**What you need to do**. Scan the listing below for the word "marriage", then copy each line that has it.

####

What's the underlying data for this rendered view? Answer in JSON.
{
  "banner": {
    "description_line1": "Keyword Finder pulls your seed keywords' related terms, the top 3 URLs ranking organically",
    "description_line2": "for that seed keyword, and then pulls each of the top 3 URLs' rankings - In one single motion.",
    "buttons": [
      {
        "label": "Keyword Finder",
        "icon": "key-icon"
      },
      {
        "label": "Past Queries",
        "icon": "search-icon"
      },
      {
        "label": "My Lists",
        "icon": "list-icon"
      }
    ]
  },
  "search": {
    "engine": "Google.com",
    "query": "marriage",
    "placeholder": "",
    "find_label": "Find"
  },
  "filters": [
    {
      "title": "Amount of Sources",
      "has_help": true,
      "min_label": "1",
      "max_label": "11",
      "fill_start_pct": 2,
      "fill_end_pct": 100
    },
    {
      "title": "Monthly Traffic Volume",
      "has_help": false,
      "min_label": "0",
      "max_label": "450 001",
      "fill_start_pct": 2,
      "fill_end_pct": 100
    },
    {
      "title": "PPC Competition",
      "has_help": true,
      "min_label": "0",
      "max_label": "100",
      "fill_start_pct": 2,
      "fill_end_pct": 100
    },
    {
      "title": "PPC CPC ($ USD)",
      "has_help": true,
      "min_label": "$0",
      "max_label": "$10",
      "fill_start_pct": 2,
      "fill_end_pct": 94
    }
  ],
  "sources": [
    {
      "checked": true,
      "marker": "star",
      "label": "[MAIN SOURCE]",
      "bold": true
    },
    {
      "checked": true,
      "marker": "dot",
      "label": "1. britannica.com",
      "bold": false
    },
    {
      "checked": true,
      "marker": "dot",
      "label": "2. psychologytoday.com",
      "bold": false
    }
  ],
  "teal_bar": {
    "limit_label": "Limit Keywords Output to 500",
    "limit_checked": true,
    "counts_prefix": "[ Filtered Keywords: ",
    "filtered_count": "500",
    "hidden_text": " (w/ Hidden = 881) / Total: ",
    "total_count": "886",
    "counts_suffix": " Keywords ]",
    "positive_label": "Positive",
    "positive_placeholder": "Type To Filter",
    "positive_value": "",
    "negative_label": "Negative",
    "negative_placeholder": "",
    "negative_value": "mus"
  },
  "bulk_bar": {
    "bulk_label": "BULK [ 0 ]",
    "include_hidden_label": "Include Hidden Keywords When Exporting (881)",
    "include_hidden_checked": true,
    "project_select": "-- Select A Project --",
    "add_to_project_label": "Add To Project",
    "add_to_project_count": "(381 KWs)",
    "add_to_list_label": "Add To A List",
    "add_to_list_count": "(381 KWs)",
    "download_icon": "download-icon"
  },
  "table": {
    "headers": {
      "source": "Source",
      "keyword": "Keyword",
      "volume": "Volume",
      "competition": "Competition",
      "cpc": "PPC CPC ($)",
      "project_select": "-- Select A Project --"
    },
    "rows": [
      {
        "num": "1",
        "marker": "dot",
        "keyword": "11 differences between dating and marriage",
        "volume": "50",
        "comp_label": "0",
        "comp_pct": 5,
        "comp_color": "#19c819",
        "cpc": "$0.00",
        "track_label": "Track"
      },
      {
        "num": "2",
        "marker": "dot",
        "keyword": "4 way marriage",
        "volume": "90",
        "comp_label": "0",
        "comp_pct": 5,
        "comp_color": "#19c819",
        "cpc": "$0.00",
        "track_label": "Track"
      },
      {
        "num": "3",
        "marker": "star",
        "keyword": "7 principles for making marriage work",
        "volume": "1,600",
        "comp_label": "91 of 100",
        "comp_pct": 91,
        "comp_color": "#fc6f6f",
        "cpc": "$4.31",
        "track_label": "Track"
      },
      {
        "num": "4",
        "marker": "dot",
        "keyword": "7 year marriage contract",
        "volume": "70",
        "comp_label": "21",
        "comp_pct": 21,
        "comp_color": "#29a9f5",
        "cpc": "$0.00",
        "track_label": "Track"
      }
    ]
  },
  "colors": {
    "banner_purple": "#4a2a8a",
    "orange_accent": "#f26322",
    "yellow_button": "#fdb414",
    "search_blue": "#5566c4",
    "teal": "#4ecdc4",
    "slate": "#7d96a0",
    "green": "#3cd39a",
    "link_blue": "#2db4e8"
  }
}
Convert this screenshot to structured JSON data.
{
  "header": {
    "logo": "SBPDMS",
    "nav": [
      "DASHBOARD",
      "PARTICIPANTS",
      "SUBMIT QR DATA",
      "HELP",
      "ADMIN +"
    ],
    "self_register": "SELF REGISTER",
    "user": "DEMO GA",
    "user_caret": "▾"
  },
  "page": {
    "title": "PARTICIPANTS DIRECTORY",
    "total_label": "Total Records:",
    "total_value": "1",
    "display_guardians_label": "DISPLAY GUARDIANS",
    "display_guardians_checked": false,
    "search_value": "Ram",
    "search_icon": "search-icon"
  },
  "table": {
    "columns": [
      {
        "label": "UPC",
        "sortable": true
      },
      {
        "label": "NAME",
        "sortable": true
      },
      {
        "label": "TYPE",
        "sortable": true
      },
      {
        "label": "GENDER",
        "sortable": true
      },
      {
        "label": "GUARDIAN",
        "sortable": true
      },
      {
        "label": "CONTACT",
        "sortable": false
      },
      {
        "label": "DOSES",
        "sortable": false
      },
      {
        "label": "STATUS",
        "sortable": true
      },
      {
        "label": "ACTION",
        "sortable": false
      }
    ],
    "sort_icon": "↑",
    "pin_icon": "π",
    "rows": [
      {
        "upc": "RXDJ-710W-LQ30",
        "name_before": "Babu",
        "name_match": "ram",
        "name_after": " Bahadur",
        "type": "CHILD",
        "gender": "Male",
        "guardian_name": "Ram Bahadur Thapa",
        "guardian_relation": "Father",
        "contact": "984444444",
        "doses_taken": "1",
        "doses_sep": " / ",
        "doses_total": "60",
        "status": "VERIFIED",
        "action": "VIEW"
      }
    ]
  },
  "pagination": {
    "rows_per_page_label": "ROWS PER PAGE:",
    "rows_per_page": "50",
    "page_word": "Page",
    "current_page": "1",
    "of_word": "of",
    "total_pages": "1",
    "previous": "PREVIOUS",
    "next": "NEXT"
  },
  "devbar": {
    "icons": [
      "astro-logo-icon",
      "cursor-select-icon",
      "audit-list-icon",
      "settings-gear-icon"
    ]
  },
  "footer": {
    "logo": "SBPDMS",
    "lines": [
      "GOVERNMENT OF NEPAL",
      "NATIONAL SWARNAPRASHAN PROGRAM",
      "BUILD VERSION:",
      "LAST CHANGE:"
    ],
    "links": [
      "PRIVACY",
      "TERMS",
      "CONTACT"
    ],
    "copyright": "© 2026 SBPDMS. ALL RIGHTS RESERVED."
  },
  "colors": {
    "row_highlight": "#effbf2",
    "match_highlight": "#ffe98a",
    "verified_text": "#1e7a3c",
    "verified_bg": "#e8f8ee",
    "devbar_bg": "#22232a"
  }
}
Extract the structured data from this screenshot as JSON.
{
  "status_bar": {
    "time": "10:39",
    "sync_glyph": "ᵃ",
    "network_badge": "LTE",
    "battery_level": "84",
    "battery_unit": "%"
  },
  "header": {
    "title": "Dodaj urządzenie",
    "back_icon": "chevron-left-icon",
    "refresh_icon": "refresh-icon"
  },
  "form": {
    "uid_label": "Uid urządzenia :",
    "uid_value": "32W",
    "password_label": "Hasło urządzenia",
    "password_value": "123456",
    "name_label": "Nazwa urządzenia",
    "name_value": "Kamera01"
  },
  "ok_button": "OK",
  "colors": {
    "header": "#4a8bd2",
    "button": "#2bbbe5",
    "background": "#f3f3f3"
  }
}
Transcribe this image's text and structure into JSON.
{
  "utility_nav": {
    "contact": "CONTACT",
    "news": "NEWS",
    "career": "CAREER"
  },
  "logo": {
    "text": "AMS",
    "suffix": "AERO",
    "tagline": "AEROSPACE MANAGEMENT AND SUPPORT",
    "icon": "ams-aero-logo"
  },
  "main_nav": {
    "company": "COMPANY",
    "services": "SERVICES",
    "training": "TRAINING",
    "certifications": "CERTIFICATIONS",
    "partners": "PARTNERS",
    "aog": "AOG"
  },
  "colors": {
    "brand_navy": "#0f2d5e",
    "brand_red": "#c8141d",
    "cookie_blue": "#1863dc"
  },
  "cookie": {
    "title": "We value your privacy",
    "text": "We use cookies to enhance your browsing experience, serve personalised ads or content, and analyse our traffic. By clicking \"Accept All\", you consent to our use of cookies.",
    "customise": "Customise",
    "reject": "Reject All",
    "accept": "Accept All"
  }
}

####

**Your solution**.
    "query": "marriage",
        "keyword": "11 differences between dating and marriage",
        "keyword": "4 way marriage",
        "keyword": "7 principles for making marriage work",
        "keyword": "7 year marriage contract",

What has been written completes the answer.